A human rights group wants Singapore to drop the charges against four Chinese bus drivers accused of instigating a strike at transport firm SMRT. They were charged after 171 drivers, all of whom were recruited from China, struck over low pay and discrimination.
Singapore has already jailed one bus driver for six weeks and deported 29 others for staging the strike. Strikes are illegal in Singapore for workers in essential services, unless the employer is given 14 days' notice.
However, Human Rights Watch (HRW) said that none of the conditions for a sector to be deemed essential "can reasonably apply to the situation of the Chinese bus drivers in Singapore".
A year in jail
If convicted, the four drivers face a maximum fine of SG2,000 Singapore dollars (£1,000) as well as the possibility of up to a year in jail. The Chinese drivers who took part in the strike say they are being paid significantly less than drivers of other nationalities and that their company-provided accommodation - which HRW says the drivers paid for - is poor and unhygienic.
The drivers appeared in court on Thursday and were granted bail. Bail was set at SG$10,000 for three of them, and at SG$20,000 for one driver who faces an extra charge for posting a comment on a Chinese social networking site urging other to join the strike.

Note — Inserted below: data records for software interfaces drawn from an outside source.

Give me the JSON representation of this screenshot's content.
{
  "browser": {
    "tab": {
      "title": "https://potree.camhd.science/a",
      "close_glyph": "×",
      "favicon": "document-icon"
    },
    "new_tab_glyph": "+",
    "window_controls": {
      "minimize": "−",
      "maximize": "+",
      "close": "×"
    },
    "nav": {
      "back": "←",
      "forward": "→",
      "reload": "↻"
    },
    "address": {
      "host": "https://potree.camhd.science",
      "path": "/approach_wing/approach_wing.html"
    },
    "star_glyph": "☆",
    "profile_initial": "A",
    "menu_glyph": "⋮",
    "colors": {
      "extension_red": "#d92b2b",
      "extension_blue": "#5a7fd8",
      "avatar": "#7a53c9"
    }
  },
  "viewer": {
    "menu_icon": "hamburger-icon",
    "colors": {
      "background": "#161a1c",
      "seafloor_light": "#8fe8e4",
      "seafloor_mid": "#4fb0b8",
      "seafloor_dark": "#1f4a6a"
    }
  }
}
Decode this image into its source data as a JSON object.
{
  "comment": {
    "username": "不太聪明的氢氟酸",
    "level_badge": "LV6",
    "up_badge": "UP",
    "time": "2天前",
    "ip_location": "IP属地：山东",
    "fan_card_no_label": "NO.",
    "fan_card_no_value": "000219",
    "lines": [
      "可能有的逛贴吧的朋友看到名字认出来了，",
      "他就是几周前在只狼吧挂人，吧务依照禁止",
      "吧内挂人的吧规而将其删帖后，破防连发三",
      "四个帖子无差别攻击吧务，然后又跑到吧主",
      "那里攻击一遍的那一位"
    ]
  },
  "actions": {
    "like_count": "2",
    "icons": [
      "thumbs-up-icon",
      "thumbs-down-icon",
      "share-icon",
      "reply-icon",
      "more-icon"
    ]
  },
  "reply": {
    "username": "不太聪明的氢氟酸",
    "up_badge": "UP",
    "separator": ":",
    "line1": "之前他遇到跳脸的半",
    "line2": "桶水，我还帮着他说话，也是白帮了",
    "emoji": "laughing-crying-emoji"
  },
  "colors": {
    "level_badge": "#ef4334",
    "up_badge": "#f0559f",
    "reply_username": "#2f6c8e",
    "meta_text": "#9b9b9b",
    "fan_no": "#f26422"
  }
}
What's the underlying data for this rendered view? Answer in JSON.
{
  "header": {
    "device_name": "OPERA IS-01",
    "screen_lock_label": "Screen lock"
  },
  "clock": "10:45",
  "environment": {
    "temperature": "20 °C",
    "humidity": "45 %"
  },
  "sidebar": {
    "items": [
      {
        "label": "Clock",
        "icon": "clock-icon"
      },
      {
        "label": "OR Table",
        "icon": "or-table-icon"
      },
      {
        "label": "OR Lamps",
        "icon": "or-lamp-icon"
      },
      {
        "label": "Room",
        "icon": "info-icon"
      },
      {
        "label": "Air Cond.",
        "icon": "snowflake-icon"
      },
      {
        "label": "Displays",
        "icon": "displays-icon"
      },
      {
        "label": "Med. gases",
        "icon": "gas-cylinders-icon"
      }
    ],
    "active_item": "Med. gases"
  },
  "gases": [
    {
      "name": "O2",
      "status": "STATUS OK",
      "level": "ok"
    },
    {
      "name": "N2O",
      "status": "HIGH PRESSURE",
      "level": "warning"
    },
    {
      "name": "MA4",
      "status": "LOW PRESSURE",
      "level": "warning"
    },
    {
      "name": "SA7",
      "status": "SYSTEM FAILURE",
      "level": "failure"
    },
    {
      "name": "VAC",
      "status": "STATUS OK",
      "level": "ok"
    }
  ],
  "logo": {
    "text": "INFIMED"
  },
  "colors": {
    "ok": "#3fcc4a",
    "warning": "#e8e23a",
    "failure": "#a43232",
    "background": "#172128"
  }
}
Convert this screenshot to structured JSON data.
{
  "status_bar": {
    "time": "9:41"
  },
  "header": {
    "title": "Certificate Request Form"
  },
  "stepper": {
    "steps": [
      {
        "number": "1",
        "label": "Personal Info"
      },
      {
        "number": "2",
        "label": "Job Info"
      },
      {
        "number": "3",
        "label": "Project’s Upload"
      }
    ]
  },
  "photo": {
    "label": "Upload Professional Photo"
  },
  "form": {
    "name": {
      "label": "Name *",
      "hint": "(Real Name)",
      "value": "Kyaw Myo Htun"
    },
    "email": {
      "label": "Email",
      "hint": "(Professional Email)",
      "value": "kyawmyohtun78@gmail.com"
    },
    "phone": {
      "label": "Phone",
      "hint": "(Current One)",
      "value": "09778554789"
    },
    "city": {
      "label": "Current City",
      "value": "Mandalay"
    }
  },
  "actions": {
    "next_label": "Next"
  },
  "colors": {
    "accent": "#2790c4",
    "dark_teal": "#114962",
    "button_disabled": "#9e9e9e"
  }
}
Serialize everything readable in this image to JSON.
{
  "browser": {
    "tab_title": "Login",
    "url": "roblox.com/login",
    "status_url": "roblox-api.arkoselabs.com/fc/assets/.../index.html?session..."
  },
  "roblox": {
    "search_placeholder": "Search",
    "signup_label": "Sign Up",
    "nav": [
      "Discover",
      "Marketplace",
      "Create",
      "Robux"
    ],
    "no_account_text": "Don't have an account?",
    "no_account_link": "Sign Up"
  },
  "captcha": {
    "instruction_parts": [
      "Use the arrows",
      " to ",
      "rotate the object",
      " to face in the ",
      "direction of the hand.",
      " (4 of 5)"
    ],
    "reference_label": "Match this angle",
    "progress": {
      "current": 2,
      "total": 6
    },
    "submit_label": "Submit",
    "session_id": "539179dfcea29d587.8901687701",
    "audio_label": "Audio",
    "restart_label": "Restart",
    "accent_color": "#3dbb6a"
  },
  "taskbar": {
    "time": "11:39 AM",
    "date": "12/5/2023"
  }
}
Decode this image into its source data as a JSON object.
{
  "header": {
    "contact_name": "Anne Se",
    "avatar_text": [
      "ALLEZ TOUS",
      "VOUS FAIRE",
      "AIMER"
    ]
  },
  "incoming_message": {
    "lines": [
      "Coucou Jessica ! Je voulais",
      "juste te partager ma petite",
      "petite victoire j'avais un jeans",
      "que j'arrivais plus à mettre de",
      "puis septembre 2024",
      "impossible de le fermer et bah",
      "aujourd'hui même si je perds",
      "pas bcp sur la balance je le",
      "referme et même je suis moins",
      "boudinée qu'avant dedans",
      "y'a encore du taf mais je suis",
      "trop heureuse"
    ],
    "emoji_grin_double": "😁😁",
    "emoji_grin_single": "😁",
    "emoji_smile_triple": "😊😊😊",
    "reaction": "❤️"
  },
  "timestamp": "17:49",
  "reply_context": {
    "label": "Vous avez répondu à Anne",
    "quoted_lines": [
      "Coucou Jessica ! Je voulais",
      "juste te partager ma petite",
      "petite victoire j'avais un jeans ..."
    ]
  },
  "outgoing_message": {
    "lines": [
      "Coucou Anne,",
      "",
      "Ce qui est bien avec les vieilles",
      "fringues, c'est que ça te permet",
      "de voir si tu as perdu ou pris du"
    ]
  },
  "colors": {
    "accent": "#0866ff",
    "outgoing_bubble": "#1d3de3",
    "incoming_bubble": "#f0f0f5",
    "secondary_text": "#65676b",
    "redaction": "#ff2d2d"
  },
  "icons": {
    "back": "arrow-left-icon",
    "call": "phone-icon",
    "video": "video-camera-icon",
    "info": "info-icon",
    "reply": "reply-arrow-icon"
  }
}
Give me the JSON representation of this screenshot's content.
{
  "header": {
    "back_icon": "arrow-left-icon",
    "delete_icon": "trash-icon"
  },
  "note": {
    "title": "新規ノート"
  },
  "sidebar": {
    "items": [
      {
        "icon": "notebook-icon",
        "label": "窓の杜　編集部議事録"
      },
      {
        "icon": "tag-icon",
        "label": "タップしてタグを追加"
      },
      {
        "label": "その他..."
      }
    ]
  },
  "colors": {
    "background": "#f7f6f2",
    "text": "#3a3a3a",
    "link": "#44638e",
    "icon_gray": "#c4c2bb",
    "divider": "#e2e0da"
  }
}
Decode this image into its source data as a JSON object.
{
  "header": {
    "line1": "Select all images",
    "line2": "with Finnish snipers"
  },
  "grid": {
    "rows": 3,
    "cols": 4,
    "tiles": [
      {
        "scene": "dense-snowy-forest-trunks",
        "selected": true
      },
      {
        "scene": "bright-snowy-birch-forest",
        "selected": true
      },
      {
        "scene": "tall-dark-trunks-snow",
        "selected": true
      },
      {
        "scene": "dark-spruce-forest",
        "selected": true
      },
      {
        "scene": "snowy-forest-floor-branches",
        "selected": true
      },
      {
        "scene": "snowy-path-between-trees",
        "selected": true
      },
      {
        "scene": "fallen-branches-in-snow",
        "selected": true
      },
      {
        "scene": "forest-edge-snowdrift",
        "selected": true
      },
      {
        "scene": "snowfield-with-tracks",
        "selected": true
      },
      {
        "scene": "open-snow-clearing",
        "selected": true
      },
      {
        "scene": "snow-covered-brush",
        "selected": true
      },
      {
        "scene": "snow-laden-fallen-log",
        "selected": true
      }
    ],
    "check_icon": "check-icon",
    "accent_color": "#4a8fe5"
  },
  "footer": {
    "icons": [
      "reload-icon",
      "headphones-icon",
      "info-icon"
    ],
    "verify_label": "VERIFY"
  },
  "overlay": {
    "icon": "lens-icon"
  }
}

The workers told the judge that they were not able to raise the bail money. However, it was raised by their supporters within 24 hours. It was not immediately clear who paid the bail, but some of the staff of local humanitarian organizations said they would bail out the workers personally.